Collected data:
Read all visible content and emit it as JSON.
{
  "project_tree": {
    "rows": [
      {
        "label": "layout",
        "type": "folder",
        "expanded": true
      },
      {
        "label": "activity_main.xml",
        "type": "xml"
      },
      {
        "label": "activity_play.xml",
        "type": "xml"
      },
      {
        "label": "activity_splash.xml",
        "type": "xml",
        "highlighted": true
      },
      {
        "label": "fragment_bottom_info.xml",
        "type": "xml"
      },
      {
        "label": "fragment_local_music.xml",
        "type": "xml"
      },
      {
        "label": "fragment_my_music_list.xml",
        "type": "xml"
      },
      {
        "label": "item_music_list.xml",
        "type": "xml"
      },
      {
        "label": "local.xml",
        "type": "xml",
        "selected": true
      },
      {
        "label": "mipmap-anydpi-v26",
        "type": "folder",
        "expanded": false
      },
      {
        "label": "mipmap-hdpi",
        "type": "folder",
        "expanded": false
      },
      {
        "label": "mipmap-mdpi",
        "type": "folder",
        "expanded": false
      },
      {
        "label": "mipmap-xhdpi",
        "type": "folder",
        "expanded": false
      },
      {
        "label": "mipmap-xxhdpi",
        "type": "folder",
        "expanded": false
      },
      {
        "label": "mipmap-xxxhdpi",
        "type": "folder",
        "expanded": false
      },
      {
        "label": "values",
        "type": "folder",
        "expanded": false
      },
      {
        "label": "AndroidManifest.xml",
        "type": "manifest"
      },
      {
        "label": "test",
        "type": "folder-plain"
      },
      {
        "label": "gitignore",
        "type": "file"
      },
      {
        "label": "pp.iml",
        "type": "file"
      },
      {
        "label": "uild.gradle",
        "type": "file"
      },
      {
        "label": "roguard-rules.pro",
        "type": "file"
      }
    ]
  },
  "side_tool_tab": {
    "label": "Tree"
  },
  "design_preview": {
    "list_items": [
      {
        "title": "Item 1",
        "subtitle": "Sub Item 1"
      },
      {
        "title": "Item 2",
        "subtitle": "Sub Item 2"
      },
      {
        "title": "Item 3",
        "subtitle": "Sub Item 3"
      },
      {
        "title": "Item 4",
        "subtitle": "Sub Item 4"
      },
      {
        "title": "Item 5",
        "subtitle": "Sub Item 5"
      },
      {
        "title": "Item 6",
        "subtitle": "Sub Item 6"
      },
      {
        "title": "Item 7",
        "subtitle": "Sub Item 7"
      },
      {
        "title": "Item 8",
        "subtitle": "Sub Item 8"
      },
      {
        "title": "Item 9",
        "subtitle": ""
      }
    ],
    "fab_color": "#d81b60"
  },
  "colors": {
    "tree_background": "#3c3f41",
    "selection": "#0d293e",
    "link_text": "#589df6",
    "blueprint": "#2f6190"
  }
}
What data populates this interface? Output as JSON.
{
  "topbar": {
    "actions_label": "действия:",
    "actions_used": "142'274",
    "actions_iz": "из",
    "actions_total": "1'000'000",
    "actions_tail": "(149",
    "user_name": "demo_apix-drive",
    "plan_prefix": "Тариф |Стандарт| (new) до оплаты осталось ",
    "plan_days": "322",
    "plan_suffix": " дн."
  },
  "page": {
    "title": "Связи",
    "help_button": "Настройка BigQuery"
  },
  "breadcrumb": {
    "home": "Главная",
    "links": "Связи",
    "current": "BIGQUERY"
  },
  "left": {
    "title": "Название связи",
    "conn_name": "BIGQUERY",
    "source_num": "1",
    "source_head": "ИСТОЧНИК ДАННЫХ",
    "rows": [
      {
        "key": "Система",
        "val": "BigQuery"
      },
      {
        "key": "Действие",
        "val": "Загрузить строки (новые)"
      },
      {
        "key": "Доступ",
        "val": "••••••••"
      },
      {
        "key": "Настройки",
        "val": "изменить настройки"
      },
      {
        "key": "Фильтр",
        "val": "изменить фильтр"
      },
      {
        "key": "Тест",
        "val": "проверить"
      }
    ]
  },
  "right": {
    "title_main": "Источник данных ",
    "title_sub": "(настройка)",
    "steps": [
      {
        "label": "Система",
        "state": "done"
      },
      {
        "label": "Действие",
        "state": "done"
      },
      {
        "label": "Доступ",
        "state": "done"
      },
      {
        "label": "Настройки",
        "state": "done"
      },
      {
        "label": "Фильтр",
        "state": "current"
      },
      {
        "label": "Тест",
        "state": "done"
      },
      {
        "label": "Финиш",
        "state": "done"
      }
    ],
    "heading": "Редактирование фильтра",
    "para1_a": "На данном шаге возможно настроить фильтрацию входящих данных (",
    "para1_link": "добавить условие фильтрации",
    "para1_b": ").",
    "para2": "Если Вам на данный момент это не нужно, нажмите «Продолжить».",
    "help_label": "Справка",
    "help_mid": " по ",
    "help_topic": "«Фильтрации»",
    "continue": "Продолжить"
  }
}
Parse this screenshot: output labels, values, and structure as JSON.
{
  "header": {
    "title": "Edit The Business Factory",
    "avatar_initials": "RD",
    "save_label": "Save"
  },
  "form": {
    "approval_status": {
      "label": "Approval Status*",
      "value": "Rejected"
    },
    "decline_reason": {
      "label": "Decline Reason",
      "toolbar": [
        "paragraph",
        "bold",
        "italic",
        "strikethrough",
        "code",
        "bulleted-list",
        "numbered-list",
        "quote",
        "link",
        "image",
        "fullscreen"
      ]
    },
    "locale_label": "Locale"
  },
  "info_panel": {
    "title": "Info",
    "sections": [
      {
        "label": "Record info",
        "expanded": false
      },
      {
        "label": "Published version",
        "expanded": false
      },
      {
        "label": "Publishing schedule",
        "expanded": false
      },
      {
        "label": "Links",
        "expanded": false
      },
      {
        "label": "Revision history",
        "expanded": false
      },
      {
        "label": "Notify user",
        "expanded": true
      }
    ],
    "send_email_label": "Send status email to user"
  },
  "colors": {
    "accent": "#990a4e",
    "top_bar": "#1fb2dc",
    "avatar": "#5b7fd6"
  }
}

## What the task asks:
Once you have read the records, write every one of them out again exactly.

## The completed task:
Read all visible content and emit it as JSON.
{
  "project_tree": {
    "rows": [
      {
        "label": "layout",
        "type": "folder",
        "expanded": true
      },
      {
        "label": "activity_main.xml",
        "type": "xml"
      },
      {
        "label": "activity_play.xml",
        "type": "xml"
      },
      {
        "label": "activity_splash.xml",
        "type": "xml",
        "highlighted": true
      },
      {
        "label": "fragment_bottom_info.xml",
        "type": "xml"
      },
      {
        "label": "fragment_local_music.xml",
        "type": "xml"
      },
      {
        "label": "fragment_my_music_list.xml",
        "type": "xml"
      },
      {
        "label": "item_music_list.xml",
        "type": "xml"
      },
      {
        "label": "local.xml",
        "type": "xml",
        "selected": true
      },
      {
        "label": "mipmap-anydpi-v26",
        "type": "folder",
        "expanded": false
      },
      {
        "label": "mipmap-hdpi",
        "type": "folder",
        "expanded": false
      },
      {
        "label": "mipmap-mdpi",
        "type": "folder",
        "expanded": false
      },
      {
        "label": "mipmap-xhdpi",
        "type": "folder",
        "expanded": false
      },
      {
        "label": "mipmap-xxhdpi",
        "type": "folder",
        "expanded": false
      },
      {
        "label": "mipmap-xxxhdpi",
        "type": "folder",
        "expanded": false
      },
      {
        "label": "values",
        "type": "folder",
        "expanded": false
      },
      {
        "label": "AndroidManifest.xml",
        "type": "manifest"
      },
      {
        "label": "test",
        "type": "folder-plain"
      },
      {
        "label": "gitignore",
        "type": "file"
      },
      {
        "label": "pp.iml",
        "type": "file"
      },
      {
        "label": "uild.gradle",
        "type": "file"
      },
      {
        "label": "roguard-rules.pro",
        "type": "file"
      }
    ]
  },
  "side_tool_tab": {
    "label": "Tree"
  },
  "design_preview": {
    "list_items": [
      {
        "title": "Item 1",
        "subtitle": "Sub Item 1"
      },
      {
        "title": "Item 2",
        "subtitle": "Sub Item 2"
      },
      {
        "title": "Item 3",
        "subtitle": "Sub Item 3"
      },
      {
        "title": "Item 4",
        "subtitle": "Sub Item 4"
      },
      {
        "title": "Item 5",
        "subtitle": "Sub Item 5"
      },
      {
        "title": "Item 6",
        "subtitle": "Sub Item 6"
      },
      {
        "title": "Item 7",
        "subtitle": "Sub Item 7"
      },
      {
        "title": "Item 8",
        "subtitle": "Sub Item 8"
      },
      {
        "title": "Item 9",
        "subtitle": ""
      }
    ],
    "fab_color": "#d81b60"
  },
  "colors": {
    "tree_background": "#3c3f41",
    "selection": "#0d293e",
    "link_text": "#589df6",
    "blueprint": "#2f6190"
  }
}
What data populates this interface? Output as JSON.
{
  "topbar": {
    "actions_label": "действия:",
    "actions_used": "142'274",
    "actions_iz": "из",
    "actions_total": "1'000'000",
    "actions_tail": "(149",
    "user_name": "demo_apix-drive",
    "plan_prefix": "Тариф |Стандарт| (new) до оплаты осталось ",
    "plan_days": "322",
    "plan_suffix": " дн."
  },
  "page": {
    "title": "Связи",
    "help_button": "Настройка BigQuery"
  },
  "breadcrumb": {
    "home": "Главная",
    "links": "Связи",
    "current": "BIGQUERY"
  },
  "left": {
    "title": "Название связи",
    "conn_name": "BIGQUERY",
    "source_num": "1",
    "source_head": "ИСТОЧНИК ДАННЫХ",
    "rows": [
      {
        "key": "Система",
        "val": "BigQuery"
      },
      {
        "key": "Действие",
        "val": "Загрузить строки (новые)"
      },
      {
        "key": "Доступ",
        "val": "••••••••"
      },
      {
        "key": "Настройки",
        "val": "изменить настройки"
      },
      {
        "key": "Фильтр",
        "val": "изменить фильтр"
      },
      {
        "key": "Тест",
        "val": "проверить"
      }
    ]
  },
  "right": {
    "title_main": "Источник данных ",
    "title_sub": "(настройка)",
    "steps": [
      {
        "label": "Система",
        "state": "done"
      },
      {
        "label": "Действие",
        "state": "done"
      },
      {
        "label": "Доступ",
        "state": "done"
      },
      {
        "label": "Настройки",
        "state": "done"
      },
      {
        "label": "Фильтр",
        "state": "current"
      },
      {
        "label": "Тест",
        "state": "done"
      },
      {
        "label": "Финиш",
        "state": "done"
      }
    ],
    "heading": "Редактирование фильтра",
    "para1_a": "На данном шаге возможно настроить фильтрацию входящих данных (",
    "para1_link": "добавить условие фильтрации",
    "para1_b": ").",
    "para2": "Если Вам на данный момент это не нужно, нажмите «Продолжить».",
    "help_label": "Справка",
    "help_mid": " по ",
    "help_topic": "«Фильтрации»",
    "continue": "Продолжить"
  }
}
Parse this screenshot: output labels, values, and structure as JSON.
{
  "header": {
    "title": "Edit The Business Factory",
    "avatar_initials": "RD",
    "save_label": "Save"
  },
  "form": {
    "approval_status": {
      "label": "Approval Status*",
      "value": "Rejected"
    },
    "decline_reason": {
      "label": "Decline Reason",
      "toolbar": [
        "paragraph",
        "bold",
        "italic",
        "strikethrough",
        "code",
        "bulleted-list",
        "numbered-list",
        "quote",
        "link",
        "image",
        "fullscreen"
      ]
    },
    "locale_label": "Locale"
  },
  "info_panel": {
    "title": "Info",
    "sections": [
      {
        "label": "Record info",
        "expanded": false
      },
      {
        "label": "Published version",
        "expanded": false
      },
      {
        "label": "Publishing schedule",
        "expanded": false
      },
      {
        "label": "Links",
        "expanded": false
      },
      {
        "label": "Revision history",
        "expanded": false
      },
      {
        "label": "Notify user",
        "expanded": true
      }
    ],
    "send_email_label": "Send status email to user"
  },
  "colors": {
    "accent": "#990a4e",
    "top_bar": "#1fb2dc",
    "avatar": "#5b7fd6"
  }
}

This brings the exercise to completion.